Face coverings have become a part of our normal routine and everyday attire, which are now and must remain in healthy fashion, along with social distance mandates as the responsibility for slowing down the spread of the virus begins with each of us – they’re effective and inexpensive, and yes, they can be uncomfortable and inconvenient.
COVID-19 doesn’t recognize city limits, county boundaries or political affiliations. And it’s not going away any time soon. We must work together to protect our families, friends, and neighbors by wearing fabric face coverings, scarves and bandana coverings, or other material as recommended by the Centers for Disease Control and Prevention which are meant to keep us safe.
Wearing a protective face covering matched with social distance protocols demonstrates our compassion for one another and sets a courageous example for all to follow in demonstrating our patriotic spirit in fighting this disease.
Keep in mind to wash your hands often. Watch what you touch. Avoid touching your face when you have touched surfaces you have not cleaned yourself.
Conventional wisdom suggests that when a sickness is mild, it’s not too much to worry about. But if you’re taking comfort in World Health Organization reports that over 80% of global COVID-19 cases are mild or asymptomatic, think again.
As virologists race to understand the biomechanics of SARS-CoV-2, one thing is becoming increasingly clear: even “mild” cases can be more complicated, dangerous and harder to shake than many first thought.
Throughout the pandemic, an idea has persevered is that people who have “mild” cases of COVID-19 and don’t require an intensive care unit (ICU) of medical treatment or the use of a ventilator are spared from serious health effects. This narrative leads us to believe that the “mildly infected” patients’ ordeal ends within two weeks of becoming ill, at which point they recover and everything goes back to normal, but this may not be the case.

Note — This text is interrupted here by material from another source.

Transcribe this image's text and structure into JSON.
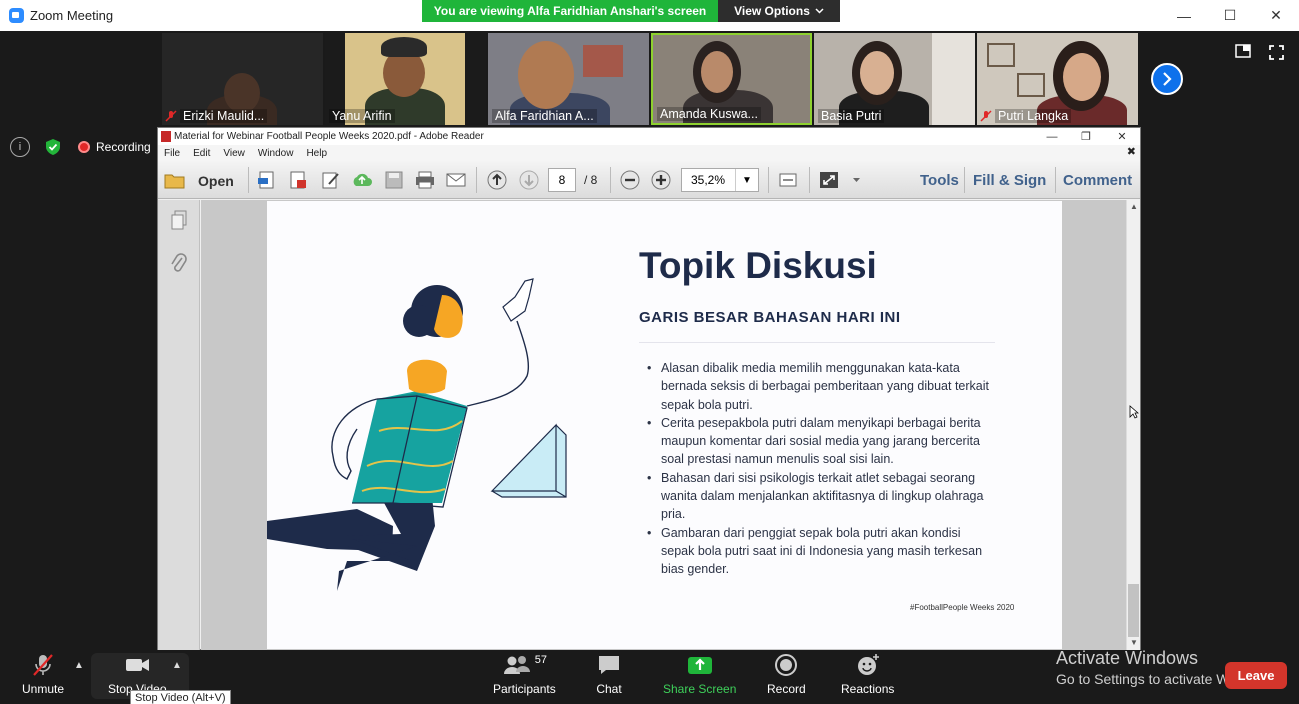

Doctors are still trying to learn and understand the evolving and possibly long-lasting side-effects contracted from the disease. They now know the virus not only affects the lungs and blood, but kidneys, liver and brain as well.
It’s our time to be supportive of one another while encouraging our community to make a healthy difference by practicing the recommendations that can help keep us all safe — wear a mask, wash your hands, practice social distancing and avoid large crowds.
Let’s keep the momentum rolling forward in protecting our community and safeguarding Yakima County’s freedom.